Ah, yes. I remember the good old days when you had to be a real man or woman to install Linux, and the first time you tried you ended up saying something like “Help!” or maybe “Mommmmyyyyy!” Really, kids, that’s how it was. Stacks of floppies that took about 7,000 hours to download over your 16 baud connection. Times sure have changed, haven’t they? I remember Caldera advertising that their distribution autodetected 1,500 different monitors. I wrote an article titled “Monitor Number 1501,” because it didn’t detect my monitor. And sound. Getting sound going in Linux took mighty feats of systemic administsationish strength. Mere mortals could not do it. And that’s why we had installfests: so mighty Linux he-men and she-women could come down from the top of Slackware Mountain or the Red Hat Volcano and share their godlike wisdom with us. We gladly packed up our computers and took them to the installfest location (often at a college, since many Linux-skilled people were collegians) and walked away with Linuxized computers. Praise be! Read more

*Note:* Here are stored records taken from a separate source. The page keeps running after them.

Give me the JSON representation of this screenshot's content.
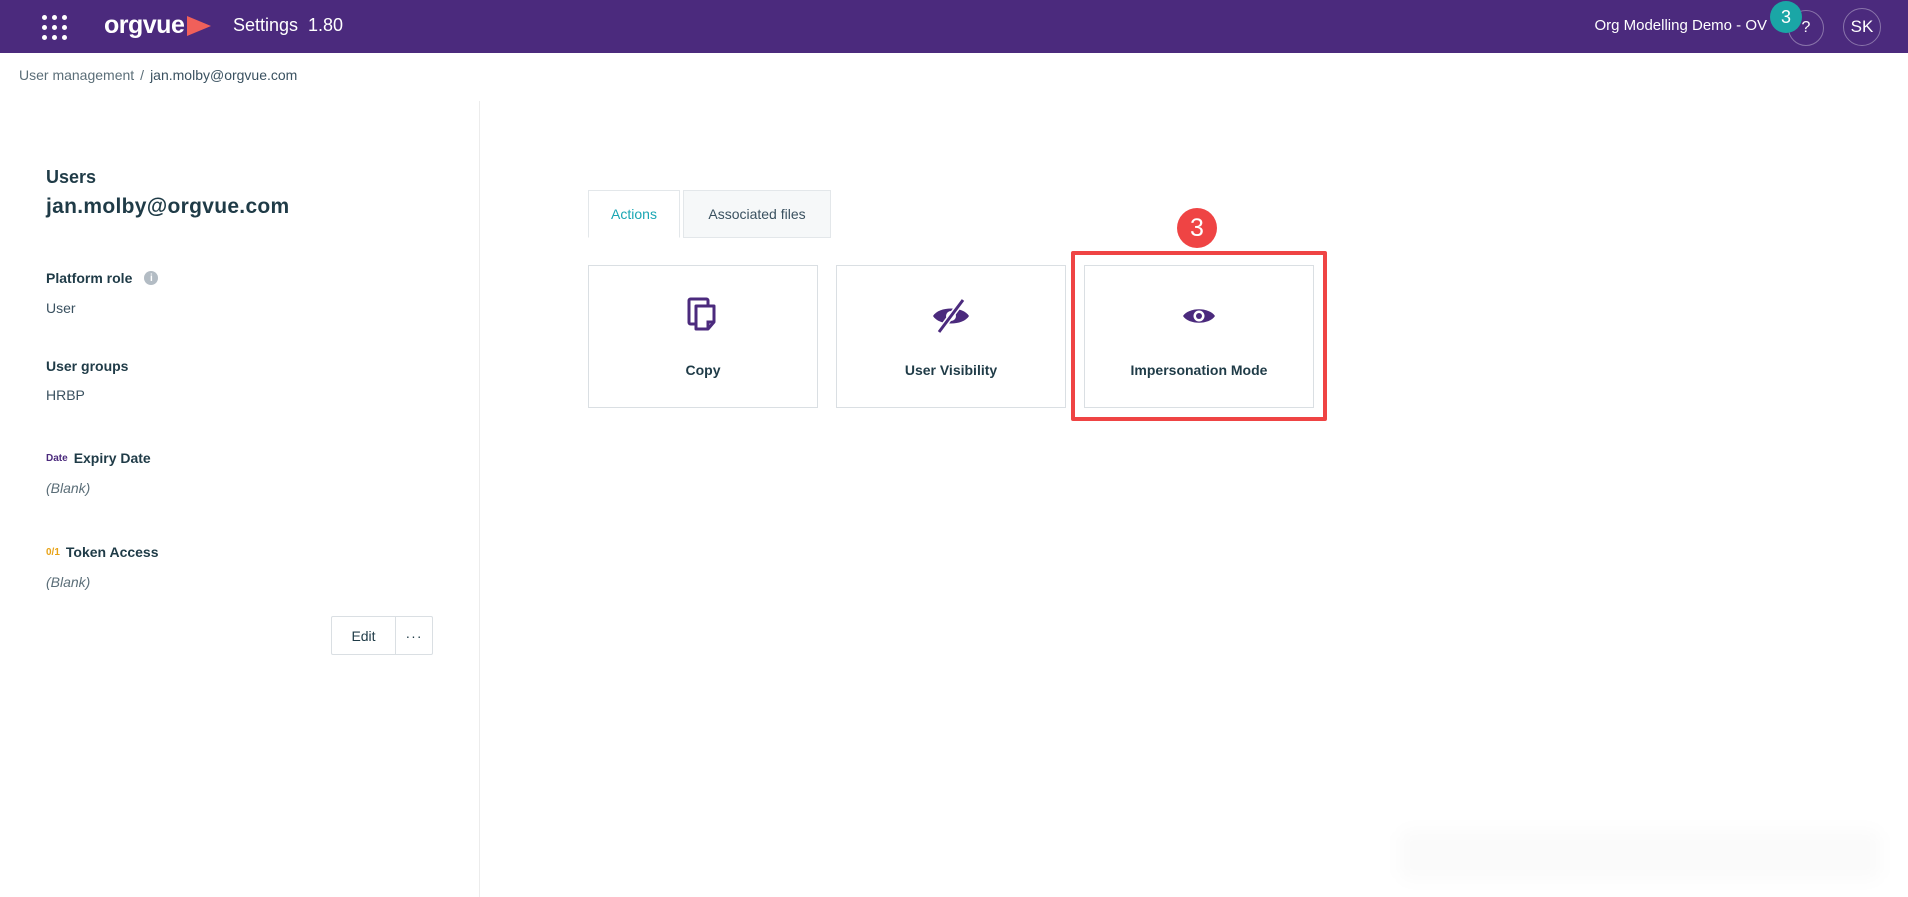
{
  "topbar": {
    "app_name": "Settings",
    "app_version": "1.80",
    "logo_text": "orgvue",
    "org_name": "Org Modelling Demo - OV",
    "help_label": "?",
    "help_badge": "3",
    "avatar_initials": "SK"
  },
  "breadcrumb": {
    "parent": "User management",
    "separator": "/",
    "current": "jan.molby@orgvue.com"
  },
  "user": {
    "heading": "Users",
    "email": "jan.molby@orgvue.com",
    "fields": [
      {
        "label": "Platform role",
        "value": "User"
      },
      {
        "label": "User groups",
        "value": "HRBP"
      },
      {
        "type_tag": "Date",
        "label": "Expiry Date",
        "value": "(Blank)"
      },
      {
        "type_tag": "0/1",
        "label": "Token Access",
        "value": "(Blank)"
      }
    ],
    "info_icon": "i",
    "edit_label": "Edit",
    "more_label": "···"
  },
  "tabs": [
    {
      "label": "Actions",
      "active": true
    },
    {
      "label": "Associated files",
      "active": false
    }
  ],
  "actions": [
    {
      "label": "Copy",
      "icon": "copy-icon"
    },
    {
      "label": "User Visibility",
      "icon": "eye-slash-icon"
    },
    {
      "label": "Impersonation Mode",
      "icon": "eye-icon"
    }
  ],
  "annotation": {
    "step": "3",
    "color": "#ef4444"
  },
  "colors": {
    "brand": "#4b2a7d",
    "accent": "#1aa6b3",
    "logo_mark": "#f0605a"
  }
}
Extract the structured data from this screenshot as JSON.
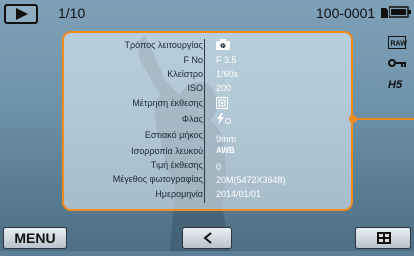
{
  "topbar": {
    "counter": "1/10",
    "file_number": "100-0001"
  },
  "info": {
    "rows": [
      {
        "label": "Τρόπος λειτουργίας",
        "value": "",
        "icon": "camera-mode-icon"
      },
      {
        "label": "F No",
        "value": "F 3.5"
      },
      {
        "label": "Κλείστρο",
        "value": "1/60s"
      },
      {
        "label": "ISO",
        "value": "200"
      },
      {
        "label": "Μέτρηση έκθεσης",
        "value": "",
        "icon": "metering-icon"
      },
      {
        "label": "Φλας",
        "value": "",
        "icon": "flash-icon"
      },
      {
        "label": "Εστιακό μήκος",
        "value": "9mm"
      },
      {
        "label": "Ισορροπία λευκού",
        "value": "AWB"
      },
      {
        "label": "Τιμή έκθεσης",
        "value": "0"
      },
      {
        "label": "Μέγεθος φωτογραφίας",
        "value": "20M(5472X3648)"
      },
      {
        "label": "Ημερομηνία",
        "value": "2014/01/01"
      }
    ]
  },
  "side_icons": [
    "RAW",
    "key-icon",
    "H5"
  ],
  "bottom": {
    "menu_label": "MENU"
  },
  "colors": {
    "accent": "#f08a1e",
    "label_text": "#1b2a36",
    "value_text": "#ffffff"
  }
}
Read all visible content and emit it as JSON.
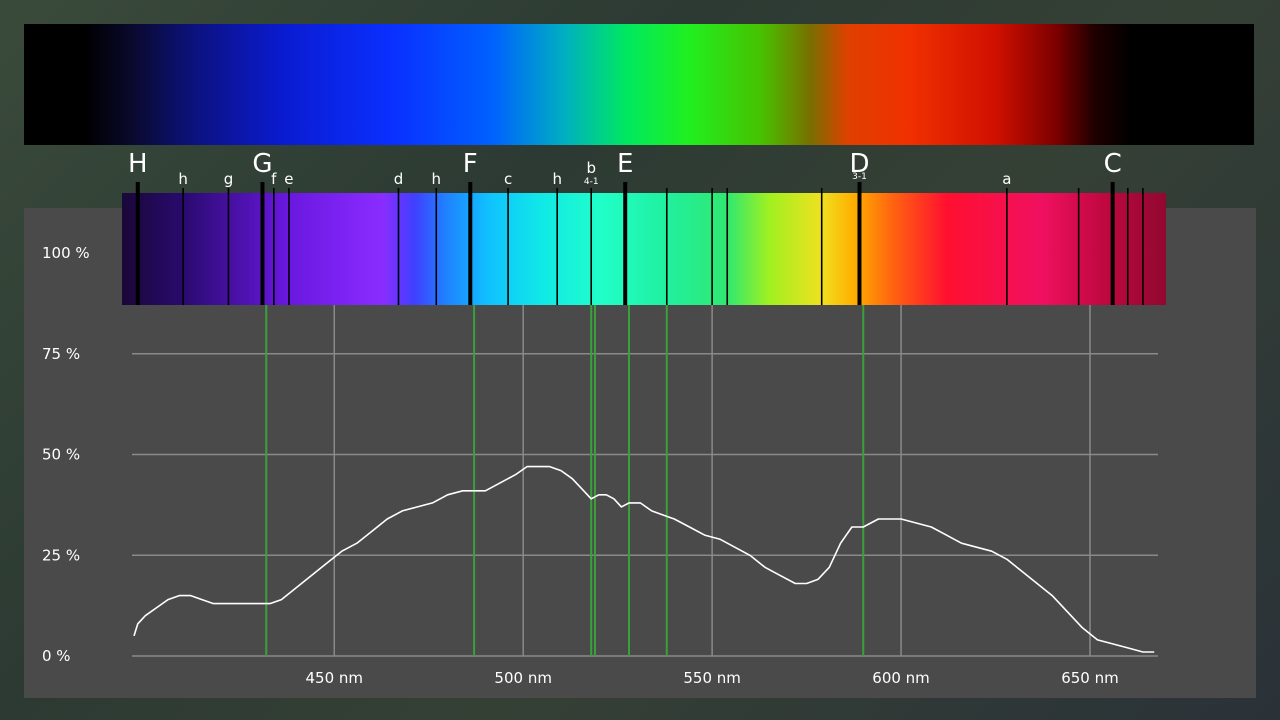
{
  "chart_data": {
    "type": "line",
    "title": "",
    "xlabel": "",
    "ylabel": "",
    "xlim": [
      397,
      668
    ],
    "ylim": [
      0,
      100
    ],
    "x_ticks": [
      {
        "value": 450,
        "label": "450 nm"
      },
      {
        "value": 500,
        "label": "500 nm"
      },
      {
        "value": 550,
        "label": "550 nm"
      },
      {
        "value": 600,
        "label": "600 nm"
      },
      {
        "value": 650,
        "label": "650 nm"
      }
    ],
    "y_ticks": [
      {
        "value": 0,
        "label": "0 %"
      },
      {
        "value": 25,
        "label": "25 %"
      },
      {
        "value": 50,
        "label": "50 %"
      },
      {
        "value": 75,
        "label": "75 %"
      },
      {
        "value": 100,
        "label": "100 %"
      }
    ],
    "grid": true,
    "series": [
      {
        "x": [
          397,
          398,
          400,
          403,
          406,
          409,
          412,
          415,
          418,
          421,
          424,
          427,
          430,
          433,
          436,
          440,
          444,
          448,
          452,
          456,
          460,
          464,
          468,
          472,
          476,
          480,
          484,
          487,
          490,
          494,
          498,
          501,
          504,
          507,
          510,
          513,
          516,
          518,
          520,
          522,
          524,
          526,
          528,
          531,
          534,
          537,
          540,
          544,
          548,
          552,
          556,
          560,
          564,
          568,
          572,
          575,
          578,
          581,
          584,
          587,
          590,
          592,
          594,
          597,
          600,
          604,
          608,
          612,
          616,
          620,
          624,
          628,
          632,
          636,
          640,
          644,
          648,
          652,
          656,
          660,
          664,
          667
        ],
        "y": [
          5,
          8,
          10,
          12,
          14,
          15,
          15,
          14,
          13,
          13,
          13,
          13,
          13,
          13,
          14,
          17,
          20,
          23,
          26,
          28,
          31,
          34,
          36,
          37,
          38,
          40,
          41,
          41,
          41,
          43,
          45,
          47,
          47,
          47,
          46,
          44,
          41,
          39,
          40,
          40,
          39,
          37,
          38,
          38,
          36,
          35,
          34,
          32,
          30,
          29,
          27,
          25,
          22,
          20,
          18,
          18,
          19,
          22,
          28,
          32,
          32,
          33,
          34,
          34,
          34,
          33,
          32,
          30,
          28,
          27,
          26,
          24,
          21,
          18,
          15,
          11,
          7,
          4,
          3,
          2,
          1,
          1
        ]
      }
    ],
    "vertical_markers_nm": [
      432,
      487,
      518,
      519,
      528,
      538,
      590
    ],
    "band_lines": [
      {
        "label": "H",
        "big": true,
        "nm": 398
      },
      {
        "label": "h",
        "big": false,
        "nm": 410
      },
      {
        "label": "g",
        "big": false,
        "nm": 422
      },
      {
        "label": "G",
        "big": true,
        "nm": 431
      },
      {
        "label": "f",
        "big": false,
        "nm": 434
      },
      {
        "label": "e",
        "big": false,
        "nm": 438
      },
      {
        "label": "d",
        "big": false,
        "nm": 467
      },
      {
        "label": "h",
        "big": false,
        "nm": 477
      },
      {
        "label": "F",
        "big": true,
        "nm": 486
      },
      {
        "label": "c",
        "big": false,
        "nm": 496
      },
      {
        "label": "h",
        "big": false,
        "nm": 509
      },
      {
        "label": "b",
        "sub": "4-1",
        "big": false,
        "nm": 518
      },
      {
        "label": "E",
        "big": true,
        "nm": 527
      },
      {
        "label": "D",
        "sub": "3-1",
        "big": true,
        "nm": 589
      },
      {
        "label": "a",
        "big": false,
        "nm": 628
      },
      {
        "label": "C",
        "big": true,
        "nm": 656
      }
    ],
    "extra_band_lines_nm": [
      538,
      550,
      554,
      579,
      647,
      660,
      664
    ]
  }
}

What New Is Going To Be In Ubuntu 17.04 'Zesty Zapus'

Right on the heels of Ubuntu 16.10 'Yakkety Yak' is Ubuntu 17.04 Zesty Zapus. Ubuntu 17.04 is currently scheduled for release on April 13, 2017 but know that this is only an estimate. One thing to know is that all things being equal, it is going to be released in April 2017. Ubuntu Zesty Zapus will be supported for only 9 months until January 2018 as it is not a LTS (long term support) release. Read
more

Security News

  • News in brief: DirtyCOW patched for Android; naked lack of security; South Korea hacked
  • Millions exposed to malvertising that hid attack code in banner pixels
    Researchers from antivirus provider Eset said "Stegano," as they've dubbed the campaign, dates back to 2014. Beginning in early October, its unusually stealthy operators scored a major coup by getting the ads displayed on a variety of unnamed reputable news sites, each with millions of daily visitors. Borrowing from the word steganography—the practice of concealing secret messages inside a larger document that dates back to at least 440 BC—Stegano hides parts of its malicious code in parameters controlling the transparency of pixels used to display banner ads. While the attack code alters the tone or color of the images, the changes are almost invisible to the untrained eye.
  • Backdoor accounts found in 80 Sony IP security camera models
    Many network security cameras made by Sony could be taken over by hackers and infected with botnet malware if their firmware is not updated to the latest version. Researchers from SEC Consult have found two backdoor accounts that exist in 80 models of professional Sony security cameras, mainly used by companies and government agencies given their high price. One set of hard-coded credentials is in the Web interface and allows a remote attacker to send requests that would enable the Telnet service on the camera, the SEC Consult researchers said in an advisory Tuesday.
  • I'm giving up on PGP
    After years of wrestling GnuPG with varying levels of enthusiasm, I came to the conclusion that it's just not worth it, and I'm giving up. At least on the concept of long term PGP keys. This is not about the gpg tool itself, or about tools at all. Many already wrote about that. It's about the long term PGP key model—be it secured by Web of Trust, fingerprints or Trust on First Use—and how it failed me.